He said the exact economic cost “will take a long time to assess” and will include clearing debris, rebuilding homes and other structures, and reimbursing lost wages for residents displaced by the flames.
The two fires have started to come under control in recent days, allowing damage assessment to begin and evacuation orders to be eased.
The fires have killed at least six residents so far and Alexander said that tally could rise as damage assessment continues.
In total, 2,600 structures have been destroyed by the two blazes so far, including the 1,500 homes, according to the National Interagency Fire Center (NIFC), which said six large fires remain in California and the state is their “top priority.”
On Sunday, California’s Department of Forestry and Fire Protection (CalFire) said the Valley and Butte fires had become, respectively, the sixth and seventh most destructive ever in the state.
Both are approximately 70 percent now contained.
But new fires continue to start in the drought-parched state. CalFire spokesman Daniel Berlant said that firefighters responded to 150 new wildfires just last week.

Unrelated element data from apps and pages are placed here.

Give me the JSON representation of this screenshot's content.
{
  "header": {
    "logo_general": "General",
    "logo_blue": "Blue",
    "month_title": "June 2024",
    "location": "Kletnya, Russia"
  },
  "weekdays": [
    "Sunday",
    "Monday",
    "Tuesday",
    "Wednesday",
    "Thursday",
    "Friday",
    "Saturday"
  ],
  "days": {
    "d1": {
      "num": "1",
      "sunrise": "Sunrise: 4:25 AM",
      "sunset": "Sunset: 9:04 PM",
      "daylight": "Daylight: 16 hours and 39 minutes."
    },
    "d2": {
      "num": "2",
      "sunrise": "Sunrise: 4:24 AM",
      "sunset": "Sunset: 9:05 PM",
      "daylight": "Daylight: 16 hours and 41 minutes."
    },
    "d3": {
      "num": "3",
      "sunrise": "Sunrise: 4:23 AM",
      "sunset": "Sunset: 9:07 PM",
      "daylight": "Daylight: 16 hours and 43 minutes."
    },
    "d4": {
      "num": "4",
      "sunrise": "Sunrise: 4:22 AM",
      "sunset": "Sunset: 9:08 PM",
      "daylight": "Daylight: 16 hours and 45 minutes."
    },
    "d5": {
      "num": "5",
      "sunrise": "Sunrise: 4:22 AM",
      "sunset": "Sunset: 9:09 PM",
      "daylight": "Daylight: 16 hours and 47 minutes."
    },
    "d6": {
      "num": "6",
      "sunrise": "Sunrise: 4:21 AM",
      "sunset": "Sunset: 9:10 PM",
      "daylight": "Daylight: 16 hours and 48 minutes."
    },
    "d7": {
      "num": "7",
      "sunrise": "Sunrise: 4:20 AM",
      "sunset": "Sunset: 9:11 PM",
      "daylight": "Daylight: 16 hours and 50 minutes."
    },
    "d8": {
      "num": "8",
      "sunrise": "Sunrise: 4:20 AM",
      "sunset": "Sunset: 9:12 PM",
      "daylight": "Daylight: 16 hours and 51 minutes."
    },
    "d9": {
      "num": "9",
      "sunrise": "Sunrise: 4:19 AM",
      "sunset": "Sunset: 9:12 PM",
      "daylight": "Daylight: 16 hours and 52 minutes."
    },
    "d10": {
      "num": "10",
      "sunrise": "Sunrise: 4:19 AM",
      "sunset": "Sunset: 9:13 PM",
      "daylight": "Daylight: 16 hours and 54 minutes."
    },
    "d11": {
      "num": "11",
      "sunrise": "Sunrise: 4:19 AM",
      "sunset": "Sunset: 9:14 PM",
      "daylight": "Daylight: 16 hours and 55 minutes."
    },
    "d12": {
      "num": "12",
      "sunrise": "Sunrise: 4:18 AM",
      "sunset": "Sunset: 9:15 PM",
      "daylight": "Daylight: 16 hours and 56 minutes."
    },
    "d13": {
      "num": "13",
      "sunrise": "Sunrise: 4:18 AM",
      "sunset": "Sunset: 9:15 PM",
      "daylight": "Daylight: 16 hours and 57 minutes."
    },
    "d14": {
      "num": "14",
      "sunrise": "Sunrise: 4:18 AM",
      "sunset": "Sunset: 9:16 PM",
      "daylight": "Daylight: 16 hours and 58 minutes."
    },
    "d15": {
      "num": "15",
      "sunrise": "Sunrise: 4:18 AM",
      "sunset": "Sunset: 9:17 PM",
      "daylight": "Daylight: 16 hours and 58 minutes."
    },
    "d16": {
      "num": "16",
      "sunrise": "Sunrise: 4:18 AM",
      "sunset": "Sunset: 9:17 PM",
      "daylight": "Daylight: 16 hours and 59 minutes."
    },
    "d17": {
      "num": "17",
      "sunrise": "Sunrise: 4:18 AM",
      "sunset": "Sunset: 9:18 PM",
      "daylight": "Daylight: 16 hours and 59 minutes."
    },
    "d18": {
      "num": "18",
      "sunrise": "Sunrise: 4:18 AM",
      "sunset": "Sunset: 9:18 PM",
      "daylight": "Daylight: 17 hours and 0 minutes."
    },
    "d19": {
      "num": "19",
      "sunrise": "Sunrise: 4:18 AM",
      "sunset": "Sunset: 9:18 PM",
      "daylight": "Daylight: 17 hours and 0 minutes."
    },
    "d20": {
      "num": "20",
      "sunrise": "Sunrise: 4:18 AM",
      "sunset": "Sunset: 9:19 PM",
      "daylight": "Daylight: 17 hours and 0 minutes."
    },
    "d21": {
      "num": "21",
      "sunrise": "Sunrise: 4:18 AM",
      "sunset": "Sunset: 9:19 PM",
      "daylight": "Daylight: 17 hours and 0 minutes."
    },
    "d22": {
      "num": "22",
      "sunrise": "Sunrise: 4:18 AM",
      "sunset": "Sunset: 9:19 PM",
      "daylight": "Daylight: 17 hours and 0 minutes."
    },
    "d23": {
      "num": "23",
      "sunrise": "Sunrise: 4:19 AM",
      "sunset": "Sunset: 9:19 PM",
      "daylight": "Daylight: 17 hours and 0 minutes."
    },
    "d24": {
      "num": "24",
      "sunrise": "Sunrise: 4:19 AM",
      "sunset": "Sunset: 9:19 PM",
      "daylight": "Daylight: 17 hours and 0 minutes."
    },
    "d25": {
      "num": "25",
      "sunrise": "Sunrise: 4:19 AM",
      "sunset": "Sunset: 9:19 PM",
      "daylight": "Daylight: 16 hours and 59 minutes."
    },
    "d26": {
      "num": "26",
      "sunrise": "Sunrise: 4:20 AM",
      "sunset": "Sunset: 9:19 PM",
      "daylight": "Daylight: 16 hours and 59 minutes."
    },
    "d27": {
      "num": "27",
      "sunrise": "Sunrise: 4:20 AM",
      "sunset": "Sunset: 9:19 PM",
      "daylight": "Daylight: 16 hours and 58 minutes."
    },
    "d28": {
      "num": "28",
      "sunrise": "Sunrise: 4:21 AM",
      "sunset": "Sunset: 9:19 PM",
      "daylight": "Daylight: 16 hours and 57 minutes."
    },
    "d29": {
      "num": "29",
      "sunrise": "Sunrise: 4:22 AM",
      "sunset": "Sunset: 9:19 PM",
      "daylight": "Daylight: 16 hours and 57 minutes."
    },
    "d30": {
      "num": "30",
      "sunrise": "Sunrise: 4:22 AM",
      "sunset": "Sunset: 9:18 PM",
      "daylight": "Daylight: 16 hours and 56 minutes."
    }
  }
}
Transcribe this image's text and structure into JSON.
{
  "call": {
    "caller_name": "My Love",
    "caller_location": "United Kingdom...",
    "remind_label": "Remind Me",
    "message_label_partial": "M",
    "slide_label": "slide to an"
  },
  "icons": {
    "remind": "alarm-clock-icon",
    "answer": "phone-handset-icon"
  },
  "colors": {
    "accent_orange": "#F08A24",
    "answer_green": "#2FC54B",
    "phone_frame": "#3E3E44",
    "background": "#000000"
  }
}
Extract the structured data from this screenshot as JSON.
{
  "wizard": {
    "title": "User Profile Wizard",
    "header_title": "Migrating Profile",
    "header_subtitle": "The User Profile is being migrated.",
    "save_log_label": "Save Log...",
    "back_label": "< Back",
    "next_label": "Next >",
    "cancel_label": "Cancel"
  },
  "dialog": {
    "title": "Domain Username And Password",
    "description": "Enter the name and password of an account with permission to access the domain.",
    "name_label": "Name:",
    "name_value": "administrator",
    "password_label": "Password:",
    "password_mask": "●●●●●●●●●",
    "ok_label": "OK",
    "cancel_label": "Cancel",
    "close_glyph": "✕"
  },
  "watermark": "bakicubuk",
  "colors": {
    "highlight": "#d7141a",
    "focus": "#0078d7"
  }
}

The largest current fire in the state, the Rough Fire, has alone burned 141,600 acres, though mainly in federally operated forests with little threat to homes or residents.